“Gary is a lifelong learner, an avid reader, astute listener and observer, and has great intuition,” Herrington added. “His next role as mentor is a logical transition toward retirement.”
A family affair
Accompanying Gary and Jill when they arrived in Carbondale was their baby son at the time, Chad. For the past several years, Chad has worked alongside his dad as a physician at Roaring Fork Family Practice, which in 2011 became part of the Valley View Hospital network.
“You know, we never really talked about him going into medicine,” Knaus recalled. Degrees in history and Spanish prompted him to go back to medical school.
After his residency in Grand Junction, Chad joined the Carbondale practice for a few years before he and his family spent a year in Central and South America providing care as part of a global relief organization, which he remains involved with.
That work has taken him to Africa, Haiti and other parts of the Caribbean to assess and help with health needs in those regions.
The Knaus’ daughter, Megan, works as a physicians assistant with Mountain Family Health Centers in the area.
That has kept all of the grandchildren close, Knaus said, “so that’s been a real treat.”
Gary and Jill Knaus just celebrated their 49th wedding anniversary.
In addition to continuing his work with the Valley Health Alliance and possibly helping some with the local nursing home, Knaus said he looks forward to some more traveling, gardening and tending for a small vineyard they keep at their home on Prince Creek south of Carbondale.
Senior Reporter/Managing Editor John Stroud can be reached at 970-384-9160 or email@example.com.
Support Local Journalism
Support Local Journalism
Readers around Aspen and Snowmass Village make the Aspen Times’ work possible.

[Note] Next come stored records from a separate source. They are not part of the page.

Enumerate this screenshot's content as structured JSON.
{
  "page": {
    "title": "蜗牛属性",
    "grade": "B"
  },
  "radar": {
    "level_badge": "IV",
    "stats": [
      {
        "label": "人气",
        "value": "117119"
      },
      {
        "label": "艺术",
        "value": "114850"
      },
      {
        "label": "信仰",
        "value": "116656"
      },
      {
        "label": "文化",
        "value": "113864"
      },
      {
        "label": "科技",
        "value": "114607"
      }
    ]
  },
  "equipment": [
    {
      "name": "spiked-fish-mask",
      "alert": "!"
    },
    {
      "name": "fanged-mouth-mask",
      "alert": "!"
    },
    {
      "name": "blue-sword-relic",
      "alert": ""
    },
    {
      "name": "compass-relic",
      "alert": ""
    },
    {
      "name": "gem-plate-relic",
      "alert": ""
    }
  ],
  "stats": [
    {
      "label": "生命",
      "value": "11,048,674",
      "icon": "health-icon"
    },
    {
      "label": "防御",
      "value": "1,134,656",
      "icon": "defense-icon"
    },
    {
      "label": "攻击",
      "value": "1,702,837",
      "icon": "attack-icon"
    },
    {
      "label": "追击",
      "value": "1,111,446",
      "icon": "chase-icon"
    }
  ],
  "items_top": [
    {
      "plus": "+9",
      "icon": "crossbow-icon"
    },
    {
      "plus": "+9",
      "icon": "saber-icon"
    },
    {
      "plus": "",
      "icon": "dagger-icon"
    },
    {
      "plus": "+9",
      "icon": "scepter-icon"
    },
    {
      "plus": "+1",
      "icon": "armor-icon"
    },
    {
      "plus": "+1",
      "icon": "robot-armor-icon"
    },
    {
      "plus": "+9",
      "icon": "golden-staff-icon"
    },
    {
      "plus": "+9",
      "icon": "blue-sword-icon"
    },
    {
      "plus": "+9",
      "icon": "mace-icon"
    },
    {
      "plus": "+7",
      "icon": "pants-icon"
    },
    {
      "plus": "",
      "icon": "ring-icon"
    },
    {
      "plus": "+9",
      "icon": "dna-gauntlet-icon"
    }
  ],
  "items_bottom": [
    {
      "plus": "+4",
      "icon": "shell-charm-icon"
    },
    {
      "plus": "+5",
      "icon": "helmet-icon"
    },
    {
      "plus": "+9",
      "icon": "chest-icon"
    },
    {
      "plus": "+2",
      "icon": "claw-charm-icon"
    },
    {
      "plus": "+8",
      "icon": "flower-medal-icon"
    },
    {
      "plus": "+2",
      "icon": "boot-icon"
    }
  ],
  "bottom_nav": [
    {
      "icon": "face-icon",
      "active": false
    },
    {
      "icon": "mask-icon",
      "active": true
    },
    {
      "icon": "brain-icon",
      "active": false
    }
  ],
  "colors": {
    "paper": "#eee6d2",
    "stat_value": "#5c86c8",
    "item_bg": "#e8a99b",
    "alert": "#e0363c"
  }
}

Your financial contribution supports our efforts to deliver quality, locally relevant journalism.
Now more than ever, your support is critical to help us keep our community informed about the evolving coronavirus pandemic and the impact it is having locally. Every contribution, however large or small, will make a difference.
Each donation will be used exclusively for the development and creation of increased news coverage.